- Backup your entire network and make sure the backup is kept offsite and is tested often.
- Change any default passwords and use multi-factor authentication (MFA).
- Segment your network to inhibit the spread of an attack across the entire organization.
- Train your staff on what ransomware attacks look like and the common myths surrounding them.
- Have a plan in place for when an attack occurs so you can act quickly to mitigate the damage.
Ensure you are communicating securely both internally and externally
Real estate transactions involve a number of external stakeholders and require communication between parties. These communication channels are prime opportunities for cybercriminals to intercept.
Diamond recommended the following baselines for secure communication:
- Ensure all email communications are encrypted along with any attachments.
- Do not allow employees to use personal emails on business devices.
- Prohibit the use of flash drives and other removable devices which could contain malware.
- Use secure portals to communicate (e.g. Qualia Connect).
- Do not use personal email accounts for business purposes.
Train your staff on proper security measures while they are working remotely

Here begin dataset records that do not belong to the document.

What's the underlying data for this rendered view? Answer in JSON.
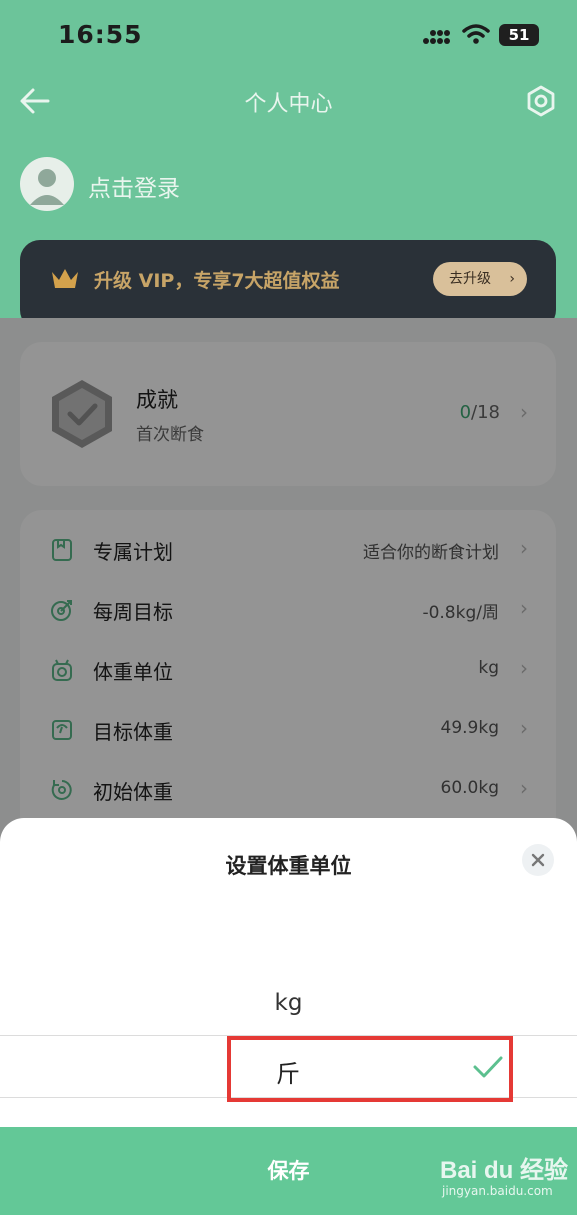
{
  "status_bar": {
    "time": "16:55",
    "battery": "51"
  },
  "nav": {
    "title": "个人中心",
    "back_icon": "back-arrow-icon",
    "settings_icon": "gear-icon"
  },
  "profile": {
    "login_text": "点击登录",
    "avatar_icon": "user-avatar-icon"
  },
  "vip": {
    "text": "升级 VIP，专享7大超值权益",
    "button": "去升级",
    "button_arrow": "›",
    "crown_color": "#d4a24c"
  },
  "achievement": {
    "title": "成就",
    "subtitle": "首次断食",
    "count_done": "0",
    "count_total": "/18",
    "chevron": "›"
  },
  "settings_list": [
    {
      "icon": "plan-icon",
      "label": "专属计划",
      "value": "适合你的断食计划",
      "chevron": "›"
    },
    {
      "icon": "target-icon",
      "label": "每周目标",
      "value": "-0.8kg/周",
      "chevron": "›"
    },
    {
      "icon": "scale-icon",
      "label": "体重单位",
      "value": "kg",
      "chevron": "›"
    },
    {
      "icon": "goal-weight-icon",
      "label": "目标体重",
      "value": "49.9kg",
      "chevron": "›"
    },
    {
      "icon": "initial-weight-icon",
      "label": "初始体重",
      "value": "60.0kg",
      "chevron": "›"
    }
  ],
  "sheet": {
    "title": "设置体重单位",
    "options": [
      "kg",
      "斤"
    ],
    "selected": "斤",
    "save_label": "保存"
  },
  "watermark": {
    "logo": "Bai du 经验",
    "url": "jingyan.baidu.com"
  },
  "colors": {
    "primary_green": "#63c897",
    "highlight_red": "#e53935",
    "vip_gold": "#c7a467"
  }
}
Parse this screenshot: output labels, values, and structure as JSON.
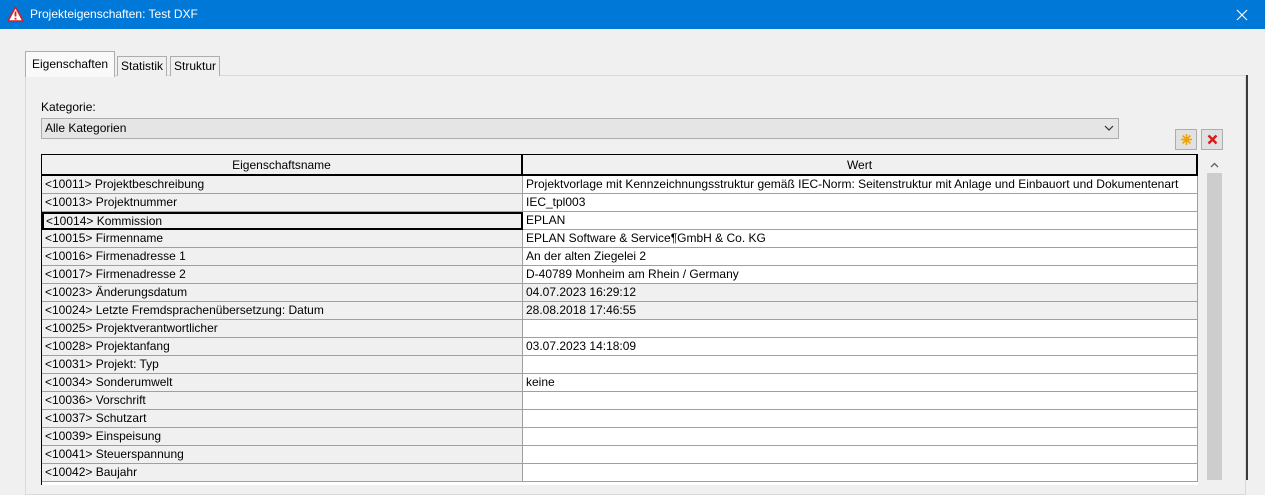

Since the onset of the pandemic, businesses across the country have transitioned to remote work. Home offices can open businesses up to vulnerabilities if employees are not trained on security measures they must take.
Some remote work security practices every employee should apply are:
- Configure Wi-Fi encryption at your home network.
- Change your router login password. Often, routers include default passwords. These should be adjusted to long passphrases that are more than 10 characters long.
- When working in cafes and co-working spaces, employees should use VPNs instead of working on a shared network.
- Maintain the same security routines that were conducted in-office. (For our simple daily security checklist, click HERE.)
- Turn on automated timeout sessions on software programs.
Let your security standards be a competitive advantage
Diamond pointed out that putting time, money, and energy into security practices can be about more than just protecting your business. It can also be used to market yourself in an increasingly digital world.
“Don’t be afraid to brag about your security standards and practices,” he said. Businesses can use security as a trust-building tool to demonstrate the value placed on protecting data and systems. These communications are especially valuable during COVID-19 when clients are wary of work-from-home practices and digital tools that may be perceived as vulnerable band-aids instead of secure platforms.
Diamond recommended placing banner advertisements on business websites with “COVID notices” that detail your business’ response to the pandemic and the security standards you have in place for digital closings. He also suggested sending an email to clients about what you’re doing to keep customers safe during the pandemic and including a footer on all communications pointing to your COVID-19 response plan.
To learn more about how you can protect your business from cybersecurity threats with Qualia, click below to download our security whitepaper.